*Task brief:*
Write out each line below exactly as it appears.

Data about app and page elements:
◇ ◇ ◇

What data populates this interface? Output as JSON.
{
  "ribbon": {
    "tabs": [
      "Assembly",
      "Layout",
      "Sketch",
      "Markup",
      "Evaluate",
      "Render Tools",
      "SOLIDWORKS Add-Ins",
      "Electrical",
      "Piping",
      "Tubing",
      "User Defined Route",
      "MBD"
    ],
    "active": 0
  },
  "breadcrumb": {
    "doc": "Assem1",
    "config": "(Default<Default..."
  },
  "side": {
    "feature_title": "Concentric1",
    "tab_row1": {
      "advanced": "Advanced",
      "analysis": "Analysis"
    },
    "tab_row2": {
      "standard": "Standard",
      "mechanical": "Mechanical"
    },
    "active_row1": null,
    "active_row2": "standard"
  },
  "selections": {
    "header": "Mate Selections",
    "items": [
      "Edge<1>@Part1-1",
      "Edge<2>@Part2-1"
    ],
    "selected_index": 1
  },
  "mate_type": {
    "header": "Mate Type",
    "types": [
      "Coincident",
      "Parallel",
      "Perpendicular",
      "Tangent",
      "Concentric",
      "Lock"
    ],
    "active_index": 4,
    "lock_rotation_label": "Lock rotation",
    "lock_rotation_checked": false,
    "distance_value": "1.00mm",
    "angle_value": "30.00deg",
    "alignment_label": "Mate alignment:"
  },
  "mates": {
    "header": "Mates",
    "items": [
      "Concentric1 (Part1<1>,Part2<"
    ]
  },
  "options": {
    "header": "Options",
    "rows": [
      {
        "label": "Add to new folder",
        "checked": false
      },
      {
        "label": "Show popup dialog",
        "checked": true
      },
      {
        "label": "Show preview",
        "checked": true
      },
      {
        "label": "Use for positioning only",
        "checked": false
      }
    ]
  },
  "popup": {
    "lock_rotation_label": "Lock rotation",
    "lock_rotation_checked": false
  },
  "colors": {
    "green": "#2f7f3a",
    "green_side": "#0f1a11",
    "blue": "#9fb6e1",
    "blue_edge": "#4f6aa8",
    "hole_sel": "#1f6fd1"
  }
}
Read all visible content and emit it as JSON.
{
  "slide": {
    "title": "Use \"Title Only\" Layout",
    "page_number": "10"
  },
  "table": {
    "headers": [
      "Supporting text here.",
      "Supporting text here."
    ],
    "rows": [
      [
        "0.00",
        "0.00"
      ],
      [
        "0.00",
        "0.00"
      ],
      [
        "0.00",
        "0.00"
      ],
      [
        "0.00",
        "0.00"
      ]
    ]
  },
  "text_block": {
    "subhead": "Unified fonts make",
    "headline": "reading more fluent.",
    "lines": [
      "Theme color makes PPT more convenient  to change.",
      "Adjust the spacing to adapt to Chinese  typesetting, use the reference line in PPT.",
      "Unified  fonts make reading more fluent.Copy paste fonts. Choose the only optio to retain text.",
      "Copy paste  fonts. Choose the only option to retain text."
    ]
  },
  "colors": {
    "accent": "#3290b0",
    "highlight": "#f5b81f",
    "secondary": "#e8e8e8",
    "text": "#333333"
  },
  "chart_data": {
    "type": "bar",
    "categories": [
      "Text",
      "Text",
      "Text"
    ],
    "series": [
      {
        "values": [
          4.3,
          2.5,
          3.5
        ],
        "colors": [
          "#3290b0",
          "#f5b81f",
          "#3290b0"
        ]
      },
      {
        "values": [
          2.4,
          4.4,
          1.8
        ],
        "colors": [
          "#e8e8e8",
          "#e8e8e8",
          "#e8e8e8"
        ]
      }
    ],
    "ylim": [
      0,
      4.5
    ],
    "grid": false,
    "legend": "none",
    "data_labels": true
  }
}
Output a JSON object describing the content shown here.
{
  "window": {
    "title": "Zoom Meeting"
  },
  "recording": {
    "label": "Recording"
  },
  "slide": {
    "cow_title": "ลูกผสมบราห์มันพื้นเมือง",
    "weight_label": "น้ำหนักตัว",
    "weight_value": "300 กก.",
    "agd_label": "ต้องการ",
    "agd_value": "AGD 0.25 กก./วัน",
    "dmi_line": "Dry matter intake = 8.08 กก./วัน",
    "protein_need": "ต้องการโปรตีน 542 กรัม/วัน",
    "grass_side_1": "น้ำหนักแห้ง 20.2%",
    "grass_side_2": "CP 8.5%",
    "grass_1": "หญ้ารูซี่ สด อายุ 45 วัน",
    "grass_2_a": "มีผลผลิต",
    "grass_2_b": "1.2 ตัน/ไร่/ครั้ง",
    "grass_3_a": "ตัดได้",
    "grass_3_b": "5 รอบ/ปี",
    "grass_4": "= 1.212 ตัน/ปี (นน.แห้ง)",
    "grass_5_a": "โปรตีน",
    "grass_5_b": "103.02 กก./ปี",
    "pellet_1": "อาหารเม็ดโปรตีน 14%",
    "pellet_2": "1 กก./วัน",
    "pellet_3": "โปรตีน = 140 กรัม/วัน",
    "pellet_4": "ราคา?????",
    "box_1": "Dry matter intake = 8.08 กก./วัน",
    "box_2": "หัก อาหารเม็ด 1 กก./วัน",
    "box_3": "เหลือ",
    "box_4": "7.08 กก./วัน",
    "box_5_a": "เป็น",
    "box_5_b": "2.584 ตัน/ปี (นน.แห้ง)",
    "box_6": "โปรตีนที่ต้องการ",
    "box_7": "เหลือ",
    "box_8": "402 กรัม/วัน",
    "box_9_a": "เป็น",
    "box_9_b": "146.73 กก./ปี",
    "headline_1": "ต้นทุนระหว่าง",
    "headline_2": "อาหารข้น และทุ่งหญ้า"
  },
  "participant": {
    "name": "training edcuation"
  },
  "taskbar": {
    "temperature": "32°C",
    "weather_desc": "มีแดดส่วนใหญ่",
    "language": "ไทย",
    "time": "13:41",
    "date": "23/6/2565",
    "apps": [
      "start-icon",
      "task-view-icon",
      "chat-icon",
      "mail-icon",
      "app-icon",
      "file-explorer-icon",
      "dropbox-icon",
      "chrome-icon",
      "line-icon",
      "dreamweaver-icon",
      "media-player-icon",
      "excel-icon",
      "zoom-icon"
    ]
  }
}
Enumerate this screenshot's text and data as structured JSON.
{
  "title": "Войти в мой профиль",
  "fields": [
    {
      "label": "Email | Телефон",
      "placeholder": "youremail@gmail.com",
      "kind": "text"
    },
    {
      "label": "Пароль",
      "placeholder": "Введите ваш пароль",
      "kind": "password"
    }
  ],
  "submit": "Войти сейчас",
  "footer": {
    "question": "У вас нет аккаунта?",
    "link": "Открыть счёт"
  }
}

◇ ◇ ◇

*Response area:*
What data populates this interface? Output as JSON.
{
  "ribbon": {
    "tabs": [
      "Assembly",
      "Layout",
      "Sketch",
      "Markup",
      "Evaluate",
      "Render Tools",
      "SOLIDWORKS Add-Ins",
      "Electrical",
      "Piping",
      "Tubing",
      "User Defined Route",
      "MBD"
    ],
    "active": 0
  },
  "breadcrumb": {
    "doc": "Assem1",
    "config": "(Default<Default..."
  },
  "side": {
    "feature_title": "Concentric1",
    "tab_row1": {
      "advanced": "Advanced",
      "analysis": "Analysis"
    },
    "tab_row2": {
      "standard": "Standard",
      "mechanical": "Mechanical"
    },
    "active_row1": null,
    "active_row2": "standard"
  },
  "selections": {
    "header": "Mate Selections",
    "items": [
      "Edge<1>@Part1-1",
      "Edge<2>@Part2-1"
    ],
    "selected_index": 1
  },
  "mate_type": {
    "header": "Mate Type",
    "types": [
      "Coincident",
      "Parallel",
      "Perpendicular",
      "Tangent",
      "Concentric",
      "Lock"
    ],
    "active_index": 4,
    "lock_rotation_label": "Lock rotation",
    "lock_rotation_checked": false,
    "distance_value": "1.00mm",
    "angle_value": "30.00deg",
    "alignment_label": "Mate alignment:"
  },
  "mates": {
    "header": "Mates",
    "items": [
      "Concentric1 (Part1<1>,Part2<"
    ]
  },
  "options": {
    "header": "Options",
    "rows": [
      {
        "label": "Add to new folder",
        "checked": false
      },
      {
        "label": "Show popup dialog",
        "checked": true
      },
      {
        "label": "Show preview",
        "checked": true
      },
      {
        "label": "Use for positioning only",
        "checked": false
      }
    ]
  },
  "popup": {
    "lock_rotation_label": "Lock rotation",
    "lock_rotation_checked": false
  },
  "colors": {
    "green": "#2f7f3a",
    "green_side": "#0f1a11",
    "blue": "#9fb6e1",
    "blue_edge": "#4f6aa8",
    "hole_sel": "#1f6fd1"
  }
}
Read all visible content and emit it as JSON.
{
  "slide": {
    "title": "Use \"Title Only\" Layout",
    "page_number": "10"
  },
  "table": {
    "headers": [
      "Supporting text here.",
      "Supporting text here."
    ],
    "rows": [
      [
        "0.00",
        "0.00"
      ],
      [
        "0.00",
        "0.00"
      ],
      [
        "0.00",
        "0.00"
      ],
      [
        "0.00",
        "0.00"
      ]
    ]
  },
  "text_block": {
    "subhead": "Unified fonts make",
    "headline": "reading more fluent.",
    "lines": [
      "Theme color makes PPT more convenient  to change.",
      "Adjust the spacing to adapt to Chinese  typesetting, use the reference line in PPT.",
      "Unified  fonts make reading more fluent.Copy paste fonts. Choose the only optio to retain text.",
      "Copy paste  fonts. Choose the only option to retain text."
    ]
  },
  "colors": {
    "accent": "#3290b0",
    "highlight": "#f5b81f",
    "secondary": "#e8e8e8",
    "text": "#333333"
  },
  "chart_data": {
    "type": "bar",
    "categories": [
      "Text",
      "Text",
      "Text"
    ],
    "series": [
      {
        "values": [
          4.3,
          2.5,
          3.5
        ],
        "colors": [
          "#3290b0",
          "#f5b81f",
          "#3290b0"
        ]
      },
      {
        "values": [
          2.4,
          4.4,
          1.8
        ],
        "colors": [
          "#e8e8e8",
          "#e8e8e8",
          "#e8e8e8"
        ]
      }
    ],
    "ylim": [
      0,
      4.5
    ],
    "grid": false,
    "legend": "none",
    "data_labels": true
  }
}
Output a JSON object describing the content shown here.
{
  "window": {
    "title": "Zoom Meeting"
  },
  "recording": {
    "label": "Recording"
  },
  "slide": {
    "cow_title": "ลูกผสมบราห์มันพื้นเมือง",
    "weight_label": "น้ำหนักตัว",
    "weight_value": "300 กก.",
    "agd_label": "ต้องการ",
    "agd_value": "AGD 0.25 กก./วัน",
    "dmi_line": "Dry matter intake = 8.08 กก./วัน",
    "protein_need": "ต้องการโปรตีน 542 กรัม/วัน",
    "grass_side_1": "น้ำหนักแห้ง 20.2%",
    "grass_side_2": "CP 8.5%",
    "grass_1": "หญ้ารูซี่ สด อายุ 45 วัน",
    "grass_2_a": "มีผลผลิต",
    "grass_2_b": "1.2 ตัน/ไร่/ครั้ง",
    "grass_3_a": "ตัดได้",
    "grass_3_b": "5 รอบ/ปี",
    "grass_4": "= 1.212 ตัน/ปี (นน.แห้ง)",
    "grass_5_a": "โปรตีน",
    "grass_5_b": "103.02 กก./ปี",
    "pellet_1": "อาหารเม็ดโปรตีน 14%",
    "pellet_2": "1 กก./วัน",
    "pellet_3": "โปรตีน = 140 กรัม/วัน",
    "pellet_4": "ราคา?????",
    "box_1": "Dry matter intake = 8.08 กก./วัน",
    "box_2": "หัก อาหารเม็ด 1 กก./วัน",
    "box_3": "เหลือ",
    "box_4": "7.08 กก./วัน",
    "box_5_a": "เป็น",
    "box_5_b": "2.584 ตัน/ปี (นน.แห้ง)",
    "box_6": "โปรตีนที่ต้องการ",
    "box_7": "เหลือ",
    "box_8": "402 กรัม/วัน",
    "box_9_a": "เป็น",
    "box_9_b": "146.73 กก./ปี",
    "headline_1": "ต้นทุนระหว่าง",
    "headline_2": "อาหารข้น และทุ่งหญ้า"
  },
  "participant": {
    "name": "training edcuation"
  },
  "taskbar": {
    "temperature": "32°C",
    "weather_desc": "มีแดดส่วนใหญ่",
    "language": "ไทย",
    "time": "13:41",
    "date": "23/6/2565",
    "apps": [
      "start-icon",
      "task-view-icon",
      "chat-icon",
      "mail-icon",
      "app-icon",
      "file-explorer-icon",
      "dropbox-icon",
      "chrome-icon",
      "line-icon",
      "dreamweaver-icon",
      "media-player-icon",
      "excel-icon",
      "zoom-icon"
    ]
  }
}
Enumerate this screenshot's text and data as structured JSON.
{
  "title": "Войти в мой профиль",
  "fields": [
    {
      "label": "Email | Телефон",
      "placeholder": "youremail@gmail.com",
      "kind": "text"
    },
    {
      "label": "Пароль",
      "placeholder": "Введите ваш пароль",
      "kind": "password"
    }
  ],
  "submit": "Войти сейчас",
  "footer": {
    "question": "У вас нет аккаунта?",
    "link": "Открыть счёт"
  }
}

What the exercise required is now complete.